▶ **What you need to do**
Copy every line below that has the word "colores" in it.

»»

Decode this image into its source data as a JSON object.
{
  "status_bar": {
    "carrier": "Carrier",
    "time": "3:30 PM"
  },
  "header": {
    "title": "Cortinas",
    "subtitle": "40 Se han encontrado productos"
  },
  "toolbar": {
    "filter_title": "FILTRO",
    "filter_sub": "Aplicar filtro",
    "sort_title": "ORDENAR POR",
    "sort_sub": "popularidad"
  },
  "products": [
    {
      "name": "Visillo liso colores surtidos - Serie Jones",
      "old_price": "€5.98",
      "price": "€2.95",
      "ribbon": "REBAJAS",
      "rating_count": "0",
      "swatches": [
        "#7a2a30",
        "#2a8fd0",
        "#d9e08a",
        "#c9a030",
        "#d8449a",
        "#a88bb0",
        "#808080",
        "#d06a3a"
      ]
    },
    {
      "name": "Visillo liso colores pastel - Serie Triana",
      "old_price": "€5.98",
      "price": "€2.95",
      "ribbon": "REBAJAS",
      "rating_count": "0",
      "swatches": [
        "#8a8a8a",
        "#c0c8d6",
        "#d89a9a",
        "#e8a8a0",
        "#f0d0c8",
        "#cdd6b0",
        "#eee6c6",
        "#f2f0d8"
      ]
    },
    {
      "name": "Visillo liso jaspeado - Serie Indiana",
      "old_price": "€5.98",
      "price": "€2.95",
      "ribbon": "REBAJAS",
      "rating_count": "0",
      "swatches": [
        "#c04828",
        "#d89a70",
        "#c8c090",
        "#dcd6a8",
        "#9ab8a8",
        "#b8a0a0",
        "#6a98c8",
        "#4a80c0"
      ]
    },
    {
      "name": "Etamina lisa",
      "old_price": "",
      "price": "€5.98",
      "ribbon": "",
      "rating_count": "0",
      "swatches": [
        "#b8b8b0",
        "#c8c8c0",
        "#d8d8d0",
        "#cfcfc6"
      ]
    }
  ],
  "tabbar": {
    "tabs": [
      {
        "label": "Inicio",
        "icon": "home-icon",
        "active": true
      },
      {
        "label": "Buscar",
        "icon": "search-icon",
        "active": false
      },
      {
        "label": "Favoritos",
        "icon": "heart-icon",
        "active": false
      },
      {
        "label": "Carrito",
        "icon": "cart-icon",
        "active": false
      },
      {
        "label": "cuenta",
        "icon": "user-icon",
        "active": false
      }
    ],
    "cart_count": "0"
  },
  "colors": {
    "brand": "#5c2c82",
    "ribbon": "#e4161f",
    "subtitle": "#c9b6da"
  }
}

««

▶ **Your solution**
      "name": "Visillo liso colores surtidos - Serie Jones",
      "name": "Visillo liso colores pastel - Serie Triana",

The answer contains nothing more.